Acoustic Live Rig… Grace Bix, LR Baggs Anthem, Strymon Delay, Bognor Boost/Comp, Peterson Strobe tuner and a Fishman Loudbox amp for gigs with drums.
JED: Which of the Fishman Loudbox amps do you use?
The medium size one is best for me.
JED: If you were given an unlimited budget for an album production to record your dream album, what would it look like?
I would record at Levon Helm’s studio in Woodstock, NY with Levon’s right hand man Larry Campbell as the producer. I never got to see Levon play and that sorta haunts me, because he is probably my second largest influence to Tony. I feel like cutting a record up there would be special for that reason. The studio is on his property and in the area where The Band lived together and worked together alongside Dylan to make so much american music history. It would be cool to feel that energy.
JED: Who are some of the musicians you’d want to have on it?
JED: Ha! Love it. What is your favorite album or recording that you’ve made to date?
I love the last Wooks album Glory Bound. We had a good friend JT Cure who plays bass with Chris Stapleton produce it, and it was an honor to be on his first production. I might add that he was also kind enough to get Vance Powell to mix it to tape. This gave the record a natural delay/reverb sound from the 70’s that you can hear plainly in the vocals. We recorded this at Rick Wasson’s studio in Clay City so it was an all-Kentucky thing with JT and Rick. I was really proud of that too. It was also nice to hear all the JD Crowe stories and spend time with a legend like Rick Wasson.
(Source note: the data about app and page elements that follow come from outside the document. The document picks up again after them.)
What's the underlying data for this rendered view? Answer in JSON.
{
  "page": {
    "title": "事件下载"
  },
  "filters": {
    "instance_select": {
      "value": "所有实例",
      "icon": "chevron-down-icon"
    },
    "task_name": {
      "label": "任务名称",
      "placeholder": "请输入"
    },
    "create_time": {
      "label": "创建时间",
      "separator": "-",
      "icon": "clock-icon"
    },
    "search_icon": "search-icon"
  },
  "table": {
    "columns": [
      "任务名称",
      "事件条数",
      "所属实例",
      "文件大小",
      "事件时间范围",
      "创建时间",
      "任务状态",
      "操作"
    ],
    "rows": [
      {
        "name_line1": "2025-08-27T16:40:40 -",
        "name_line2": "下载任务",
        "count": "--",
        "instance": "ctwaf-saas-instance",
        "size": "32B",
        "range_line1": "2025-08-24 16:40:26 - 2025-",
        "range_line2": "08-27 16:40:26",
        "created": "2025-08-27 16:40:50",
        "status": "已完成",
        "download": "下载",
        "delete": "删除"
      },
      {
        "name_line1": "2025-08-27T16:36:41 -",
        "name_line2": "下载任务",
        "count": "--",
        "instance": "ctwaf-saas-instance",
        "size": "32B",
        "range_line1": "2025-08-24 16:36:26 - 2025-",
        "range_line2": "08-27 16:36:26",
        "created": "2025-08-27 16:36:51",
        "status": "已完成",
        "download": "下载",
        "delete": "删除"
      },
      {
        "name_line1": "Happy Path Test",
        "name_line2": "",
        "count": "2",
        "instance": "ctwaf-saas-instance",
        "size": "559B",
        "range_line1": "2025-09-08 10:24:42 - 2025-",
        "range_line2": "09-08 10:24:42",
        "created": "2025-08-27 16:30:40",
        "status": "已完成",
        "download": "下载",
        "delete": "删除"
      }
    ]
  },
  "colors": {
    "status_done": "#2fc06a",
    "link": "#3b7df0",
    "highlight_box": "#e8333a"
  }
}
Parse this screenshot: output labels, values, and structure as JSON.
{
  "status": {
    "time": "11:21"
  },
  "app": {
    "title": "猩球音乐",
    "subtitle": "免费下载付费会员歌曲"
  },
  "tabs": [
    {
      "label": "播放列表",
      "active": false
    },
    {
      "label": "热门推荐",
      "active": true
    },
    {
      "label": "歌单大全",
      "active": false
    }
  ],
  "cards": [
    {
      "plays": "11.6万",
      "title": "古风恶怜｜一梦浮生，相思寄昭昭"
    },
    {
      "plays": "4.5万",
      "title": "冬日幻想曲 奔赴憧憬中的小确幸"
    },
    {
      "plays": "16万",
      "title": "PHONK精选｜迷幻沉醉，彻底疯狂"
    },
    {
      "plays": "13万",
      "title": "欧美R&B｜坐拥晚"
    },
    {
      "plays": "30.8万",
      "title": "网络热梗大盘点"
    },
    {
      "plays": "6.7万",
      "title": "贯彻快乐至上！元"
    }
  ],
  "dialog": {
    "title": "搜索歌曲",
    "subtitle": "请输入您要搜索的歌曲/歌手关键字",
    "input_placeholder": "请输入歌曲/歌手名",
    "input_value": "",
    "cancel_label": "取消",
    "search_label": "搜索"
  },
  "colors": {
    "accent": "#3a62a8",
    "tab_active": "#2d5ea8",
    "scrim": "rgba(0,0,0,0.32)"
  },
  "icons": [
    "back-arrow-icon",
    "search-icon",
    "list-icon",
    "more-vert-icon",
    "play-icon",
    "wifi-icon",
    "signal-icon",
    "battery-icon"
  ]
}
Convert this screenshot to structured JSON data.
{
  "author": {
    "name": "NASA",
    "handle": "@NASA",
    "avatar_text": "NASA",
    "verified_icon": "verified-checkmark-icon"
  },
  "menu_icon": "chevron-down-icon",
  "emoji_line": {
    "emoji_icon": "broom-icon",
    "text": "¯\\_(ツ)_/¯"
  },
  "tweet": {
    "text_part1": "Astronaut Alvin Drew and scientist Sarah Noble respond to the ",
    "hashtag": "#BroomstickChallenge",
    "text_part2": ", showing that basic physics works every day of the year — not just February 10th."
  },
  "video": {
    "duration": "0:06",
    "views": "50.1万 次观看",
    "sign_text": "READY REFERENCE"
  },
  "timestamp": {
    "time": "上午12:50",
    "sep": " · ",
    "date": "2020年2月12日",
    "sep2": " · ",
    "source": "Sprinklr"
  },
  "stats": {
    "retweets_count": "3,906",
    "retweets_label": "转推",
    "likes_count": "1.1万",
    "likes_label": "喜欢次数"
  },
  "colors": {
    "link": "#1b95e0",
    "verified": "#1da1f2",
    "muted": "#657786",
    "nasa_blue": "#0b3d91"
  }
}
JED: Yeah man I bet he has so many interesting stories. That is one thing that I love hearing from musicians who have toured more extensively than I have; the stories. A lot of these stories never get physically documented so getting to hear them first-hand is a real privilege. I’m glad y’all got to do that man. What are you currently working on?
The Wooks currently have a new full length album in the can at Jake Stargel’s studio in Nashville. The album consists of 8 originals written by band members Harry Clark, George Guthrie, and myself. We also recently added Allen Cooke from Boulder, Colorado on dobro and Johnson City’s John Calamari on bass. We are currently taking some time off due to the pandemic and doing a lot of rehearsing so that we are ready to rock when things are safe. We can not wait to present our new material to the world.
JED: Awesome! Jake is who I’ve done the majority of my recording with and he’s fantastic! He gets great tones and is a killer hang. I am really eager to hear it. Thank you so much for being willing to chat with me about your story dude. Stop in and say “hi” anytime and we’ll keep our eyes open for the next Wooks album.